> WHAT YOU NEED TO DO: Please write out all the data exactly as shown.

(Component data from apps and pages)
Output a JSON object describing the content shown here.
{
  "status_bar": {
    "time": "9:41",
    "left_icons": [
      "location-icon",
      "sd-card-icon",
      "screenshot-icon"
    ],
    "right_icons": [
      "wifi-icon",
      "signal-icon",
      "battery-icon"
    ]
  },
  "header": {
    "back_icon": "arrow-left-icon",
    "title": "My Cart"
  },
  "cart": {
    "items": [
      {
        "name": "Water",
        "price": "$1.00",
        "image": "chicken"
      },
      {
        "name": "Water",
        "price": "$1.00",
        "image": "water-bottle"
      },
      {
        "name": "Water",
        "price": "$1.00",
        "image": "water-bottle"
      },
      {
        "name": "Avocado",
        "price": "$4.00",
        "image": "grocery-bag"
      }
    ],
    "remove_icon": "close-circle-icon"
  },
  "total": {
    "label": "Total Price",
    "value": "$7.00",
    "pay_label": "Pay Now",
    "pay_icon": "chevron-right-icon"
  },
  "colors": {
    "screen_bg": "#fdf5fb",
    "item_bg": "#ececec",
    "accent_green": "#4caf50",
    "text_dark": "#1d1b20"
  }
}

> RESPONSE:
Output a JSON object describing the content shown here.
{
  "status_bar": {
    "time": "9:41",
    "left_icons": [
      "location-icon",
      "sd-card-icon",
      "screenshot-icon"
    ],
    "right_icons": [
      "wifi-icon",
      "signal-icon",
      "battery-icon"
    ]
  },
  "header": {
    "back_icon": "arrow-left-icon",
    "title": "My Cart"
  },
  "cart": {
    "items": [
      {
        "name": "Water",
        "price": "$1.00",
        "image": "chicken"
      },
      {
        "name": "Water",
        "price": "$1.00",
        "image": "water-bottle"
      },
      {
        "name": "Water",
        "price": "$1.00",
        "image": "water-bottle"
      },
      {
        "name": "Avocado",
        "price": "$4.00",
        "image": "grocery-bag"
      }
    ],
    "remove_icon": "close-circle-icon"
  },
  "total": {
    "label": "Total Price",
    "value": "$7.00",
    "pay_label": "Pay Now",
    "pay_icon": "chevron-right-icon"
  },
  "colors": {
    "screen_bg": "#fdf5fb",
    "item_bg": "#ececec",
    "accent_green": "#4caf50",
    "text_dark": "#1d1b20"
  }
}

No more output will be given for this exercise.